Advance ticket sales have ended but plenty of additonal tickets remain available at the door.
Profs and Pints DC presents: “George Washington as American Revolutionary,” a fresh assessment of our first president’s credentials as an insurgent, with Denver Brunsman, associate professor and chair of the history department at George Washington University and scholar of the American Revolution and early American republic.
If it’s Presidents’ Day it’s time for historian Denver Brunsman, a Profs and Pints fan favorite, to give his annual talk on our nation’s founders. Watch him in action and he just might edge out Cupid and the groundhog on your list of those whose appearance you look forward to in February.
This year Professor Brunsman will devote his seventh annual Presidents’ Day talk to exploring just how deserving George Washington is of the title “revolutionary.”

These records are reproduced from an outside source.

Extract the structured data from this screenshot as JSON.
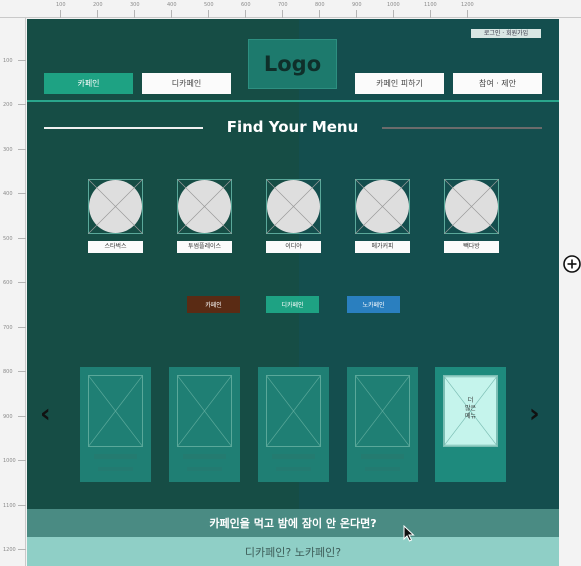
{
  "ruler": {
    "top": [
      "100",
      "200",
      "300",
      "400",
      "500",
      "600",
      "700",
      "800",
      "900",
      "1000",
      "1100",
      "1200"
    ],
    "left": [
      "100",
      "200",
      "300",
      "400",
      "500",
      "600",
      "700",
      "800",
      "900",
      "1000",
      "1100",
      "1200"
    ]
  },
  "header": {
    "top_link": "로그인 · 회원가입",
    "logo": "Logo",
    "nav": [
      "카페인",
      "디카페인",
      "카페인 피하기",
      "참여 · 제안"
    ]
  },
  "section": {
    "title": "Find Your Menu"
  },
  "brands": [
    "스타벅스",
    "투썸플레이스",
    "이디야",
    "메가커피",
    "빽다방"
  ],
  "filters": [
    "카페인",
    "디카페인",
    "노카페인"
  ],
  "filter_colors": [
    "#5a2b14",
    "#1ea283",
    "#2a7fbf"
  ],
  "cards": {
    "active_text": "더\n많은\n메뉴"
  },
  "carousel": {
    "prev": "‹",
    "next": "›"
  },
  "banners": {
    "caffeine": "카페인을 먹고 밤에 잠이 안 온다면?",
    "decaf": "디카페인? 노카페인?"
  },
  "icons": [
    "zoom-in-icon",
    "cursor-icon",
    "placeholder-image-icon"
  ]
}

Although not as radical as many of his fellow revolutionaries, Washington was at the forefront of the American Revolution, and he came to define a particularly American style of political revolution. Professor Brunsman will discuss Washington’s increasing radicalization during the 1760s and 1770s and how he came to shed the title of British subject in favor of American citizen.
In addition, we’ll consider Washington’s response to other Atlantic revolutions, including the French and Haitian, and we’ll look at how his conduct as an enslaver affects his legacy as a revolutionary.
The talk coincides with the recent move by George Washington University to adopt the moniker “Revolutionaries” after nearly one hundred years as the “Colonials.” Professor Brunsman will discuss the moniker change, which he helped to lead, and how well it reflects historical reality.
In what has become a Presidents’ Day tradition, Professor Brunsman will close his lecture with historic toasts and odes to America’s first president. This is a holiday celebration not to be missed. Huzzah! Huzzah! Huzzah! (Advance tickets: $13.50 plus sales tax and processing fees. Doors: $17, or $15 with a student ID. Listed time is for doors. Talk starts 30 minutes later.)
Image: A cropped portion of “Washington Crossing the Delaware,” an 1851 painting by Emanuel Leutze (Metropolitan Museum of Art / Wikimedia Commons.)